Dataset rows for apps and sites —
....................
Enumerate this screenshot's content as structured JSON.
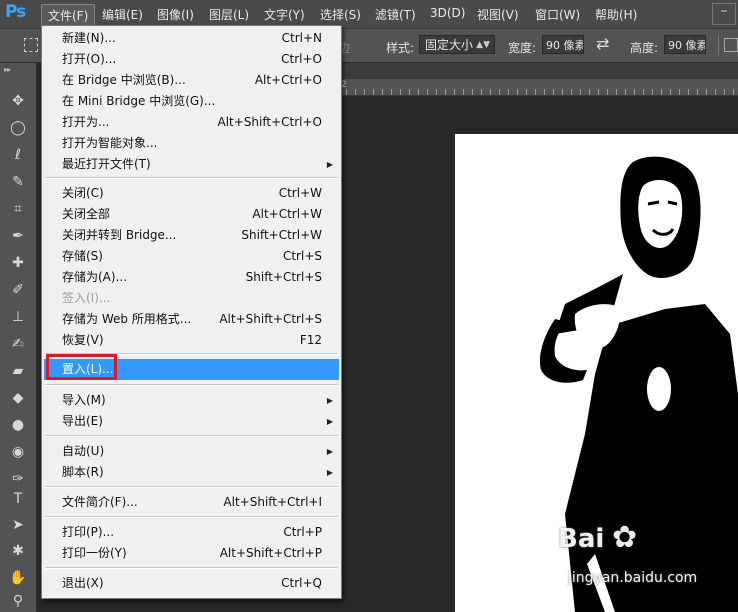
{
  "app": {
    "logo": "Ps"
  },
  "menubar": {
    "file": "文件(F)",
    "edit": "编辑(E)",
    "image": "图像(I)",
    "layer": "图层(L)",
    "type": "文字(Y)",
    "select": "选择(S)",
    "filter": "滤镜(T)",
    "threed": "3D(D)",
    "view": "视图(V)",
    "window": "窗口(W)",
    "help": "帮助(H)"
  },
  "options": {
    "refine_edge_partial": "边",
    "style_label": "样式:",
    "style_value": "固定大小",
    "width_label": "宽度:",
    "width_value": "90 像素",
    "height_label": "高度:",
    "height_value": "90 像素"
  },
  "file_menu": {
    "items": [
      {
        "label": "新建(N)...",
        "shortcut": "Ctrl+N"
      },
      {
        "label": "打开(O)...",
        "shortcut": "Ctrl+O"
      },
      {
        "label": "在 Bridge 中浏览(B)...",
        "shortcut": "Alt+Ctrl+O"
      },
      {
        "label": "在 Mini Bridge 中浏览(G)...",
        "shortcut": ""
      },
      {
        "label": "打开为...",
        "shortcut": "Alt+Shift+Ctrl+O"
      },
      {
        "label": "打开为智能对象...",
        "shortcut": ""
      },
      {
        "label": "最近打开文件(T)",
        "shortcut": ""
      },
      {
        "label": "关闭(C)",
        "shortcut": "Ctrl+W"
      },
      {
        "label": "关闭全部",
        "shortcut": "Alt+Ctrl+W"
      },
      {
        "label": "关闭并转到 Bridge...",
        "shortcut": "Shift+Ctrl+W"
      },
      {
        "label": "存储(S)",
        "shortcut": "Ctrl+S"
      },
      {
        "label": "存储为(A)...",
        "shortcut": "Shift+Ctrl+S"
      },
      {
        "label": "签入(I)...",
        "shortcut": ""
      },
      {
        "label": "存储为 Web 所用格式...",
        "shortcut": "Alt+Shift+Ctrl+S"
      },
      {
        "label": "恢复(V)",
        "shortcut": "F12"
      },
      {
        "label": "置入(L)...",
        "shortcut": ""
      },
      {
        "label": "导入(M)",
        "shortcut": ""
      },
      {
        "label": "导出(E)",
        "shortcut": ""
      },
      {
        "label": "自动(U)",
        "shortcut": ""
      },
      {
        "label": "脚本(R)",
        "shortcut": ""
      },
      {
        "label": "文件简介(F)...",
        "shortcut": "Alt+Shift+Ctrl+I"
      },
      {
        "label": "打印(P)...",
        "shortcut": "Ctrl+P"
      },
      {
        "label": "打印一份(Y)",
        "shortcut": "Alt+Shift+Ctrl+P"
      },
      {
        "label": "退出(X)",
        "shortcut": "Ctrl+Q"
      }
    ]
  },
  "ruler": {
    "start_label": "2"
  },
  "watermark": {
    "logo": "Bai",
    "paw": "du",
    "url": "jingyan.baidu.com"
  },
  "colors": {
    "highlight": "#3399ff",
    "annotation_box": "#d81b2b"
  }
}
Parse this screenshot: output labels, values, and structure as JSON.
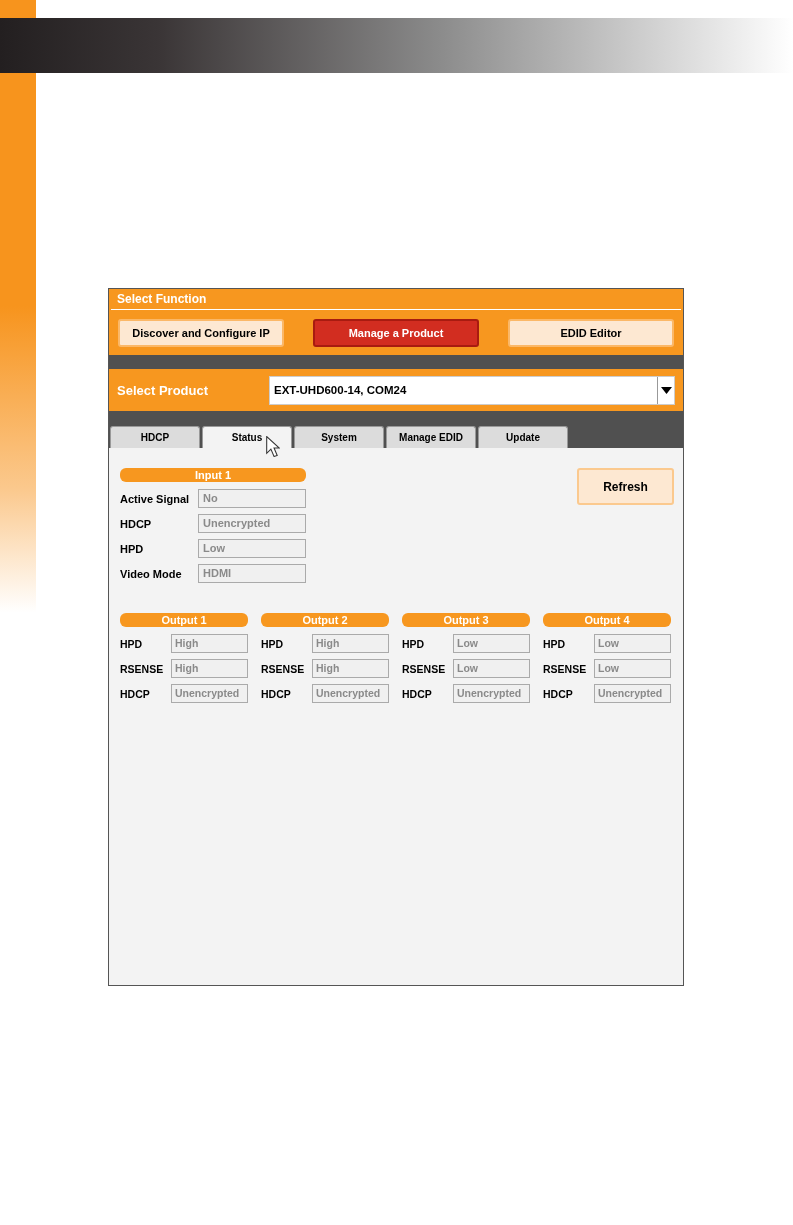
{
  "select_function": {
    "title": "Select Function",
    "buttons": [
      {
        "label": "Discover and Configure IP",
        "selected": false
      },
      {
        "label": "Manage a Product",
        "selected": true
      },
      {
        "label": "EDID Editor",
        "selected": false
      }
    ]
  },
  "select_product": {
    "label": "Select Product",
    "value": "EXT-UHD600-14, COM24"
  },
  "tabs": [
    {
      "label": "HDCP",
      "selected": false
    },
    {
      "label": "Status",
      "selected": true
    },
    {
      "label": "System",
      "selected": false
    },
    {
      "label": "Manage EDID",
      "selected": false
    },
    {
      "label": "Update",
      "selected": false
    }
  ],
  "refresh_button": "Refresh",
  "input": {
    "title": "Input 1",
    "fields": [
      {
        "label": "Active Signal",
        "value": "No"
      },
      {
        "label": "HDCP",
        "value": "Unencrypted"
      },
      {
        "label": "HPD",
        "value": "Low"
      },
      {
        "label": "Video Mode",
        "value": "HDMI"
      }
    ]
  },
  "outputs": [
    {
      "title": "Output 1",
      "fields": [
        {
          "label": "HPD",
          "value": "High"
        },
        {
          "label": "RSENSE",
          "value": "High"
        },
        {
          "label": "HDCP",
          "value": "Unencrypted"
        }
      ]
    },
    {
      "title": "Output 2",
      "fields": [
        {
          "label": "HPD",
          "value": "High"
        },
        {
          "label": "RSENSE",
          "value": "High"
        },
        {
          "label": "HDCP",
          "value": "Unencrypted"
        }
      ]
    },
    {
      "title": "Output 3",
      "fields": [
        {
          "label": "HPD",
          "value": "Low"
        },
        {
          "label": "RSENSE",
          "value": "Low"
        },
        {
          "label": "HDCP",
          "value": "Unencrypted"
        }
      ]
    },
    {
      "title": "Output 4",
      "fields": [
        {
          "label": "HPD",
          "value": "Low"
        },
        {
          "label": "RSENSE",
          "value": "Low"
        },
        {
          "label": "HDCP",
          "value": "Unencrypted"
        }
      ]
    }
  ]
}
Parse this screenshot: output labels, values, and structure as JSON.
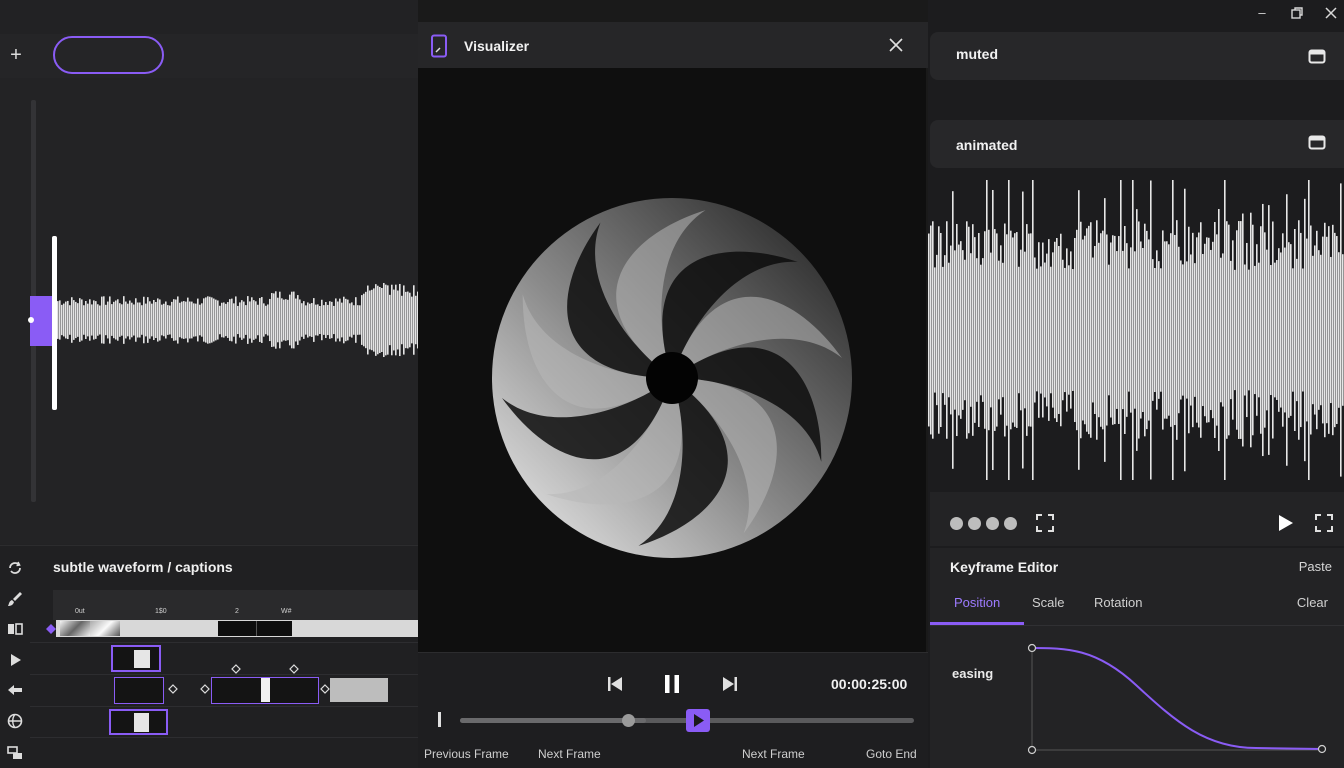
{
  "window": {
    "minimize_icon": "minimize-icon",
    "maximize_icon": "restore-icon",
    "close_icon": "close-icon"
  },
  "left_panel": {
    "add_icon": "plus-icon",
    "track_title": "subtle waveform / captions",
    "timeline_ruler_labels": [
      "0ut",
      "1$0",
      "2",
      "W#"
    ],
    "tool_icons": [
      "loop-icon",
      "brush-icon",
      "split-icon",
      "play-icon",
      "arrow-left-icon",
      "globe-icon",
      "layers-icon"
    ]
  },
  "visualizer": {
    "title": "Visualizer",
    "icon": "phone-icon",
    "close_icon": "close-icon",
    "time": "00:00:25:00",
    "progress": 0.41,
    "links": {
      "previous_frame": "Previous Frame",
      "next_frame_1": "Next Frame",
      "next_frame_2": "Next Frame",
      "goto_end": "Goto End"
    }
  },
  "right_panel": {
    "card1_label": "muted",
    "card2_label": "animated",
    "dots_count": 4,
    "keyframe_editor": {
      "title": "Keyframe Editor",
      "paste": "Paste",
      "tabs": [
        "Position",
        "Scale",
        "Rotation"
      ],
      "active_tab": "Position",
      "clear": "Clear",
      "curve_label": "easing"
    }
  },
  "colors": {
    "accent": "#8a5cf5",
    "panel": "#232325",
    "background": "#1c1c1e"
  }
}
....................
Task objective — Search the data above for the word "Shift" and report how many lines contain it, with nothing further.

Finished task — 6